This Article reconceptualizes the relationship between floating liens and static liens in order to refine the theoretical and practical treatment of floating liens under the Bankruptcy Code. This reconceptualization in turn lends clarity to the regulation of asset securitization as a form of financing. Traditionally, floating liens, such as security interests in inventory or accounts receivable, have been controversial because they appear to involve debtors granting interests in property they do not own. This Article contends that this argument is misguided because most, if not all, liens involve the debtor granting interests not yet owned. However, the concern surrounding floating liens is justified because of the unique principles of individuation involved in fluid assets, which grants fluid assets a unique degree of dynamism and makes floating liens ideal vehicles for preferential behavior.
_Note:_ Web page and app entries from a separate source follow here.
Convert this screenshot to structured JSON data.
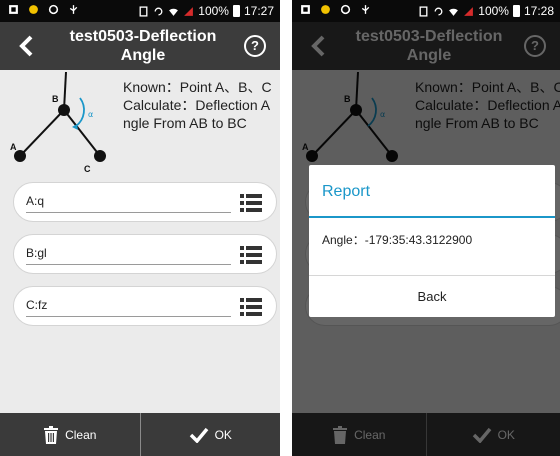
{
  "status_bar": {
    "battery": "100%",
    "time": "17:27",
    "time_right": "17:28"
  },
  "title_bar": {
    "title_line1": "test0503-Deflection",
    "title_line2": "Angle",
    "help": "?"
  },
  "diagram": {
    "point_a": "A",
    "point_b": "B",
    "point_c": "C",
    "angle_symbol": "α"
  },
  "description": {
    "known": "Known：Point A、B、C",
    "calculate": "Calculate：Deflection A ngle From AB to BC"
  },
  "fields": [
    {
      "value": "A:q"
    },
    {
      "value": "B:gl"
    },
    {
      "value": "C:fz"
    }
  ],
  "bottom_bar": {
    "clean_label": "Clean",
    "ok_label": "OK"
  },
  "dialog": {
    "title": "Report",
    "message": "Angle：-179:35:43.3122900",
    "button": "Back"
  },
  "colors": {
    "accent": "#1b97c9",
    "titlebar": "#3c3c3c",
    "bottombar": "#3a3a3a",
    "background": "#ebebeb"
  }
}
Understanding the differences between the principles of individuation unifying what are traditionally conceived of as fluid assets and static assets not only permits an accurate understanding of the true difficulties in policing floating liens but also provides a theoretical basis for differentiating between preferential transfers between the debtor and creditor and what this Article refers to as "recuperative transfers" (which should be permitted) from the debtor to the creditor. This Article leverages these theoretical insights to fashion the Matrix Test, an alternative to the current Two-Point Net Improvement Test under the Bankruptcy Code. This new test holds significant advantages in accommodating the dynamism of fluid assets and detecting preferential behavior. This Article then argues that asset securitization provides a first best solution to the problems created by the unique dynamism of fluid assets because asset securitization severs a fluid asset from the originating business, the source of a fluid asset's dynamism. The current jurisprudential concern that asset securitization is actually a form of floating lien is misguided because it fails to recognize the fundamental economic differences between floating liens and asset securitization, and the current jurisprudential restrictions on asset securitization, expressed in the true sale requirement, are self-defeating because they ultimately restrict an ideal alternative to the difficulties of policing floating liens.
Minh V. Ngo,
Getting the Question Right on Floating Liens and Securitized Assets,
Yale J. on Reg.
Available at: http://digitalcommons.law.yale.edu/yjreg/vol19/iss1/4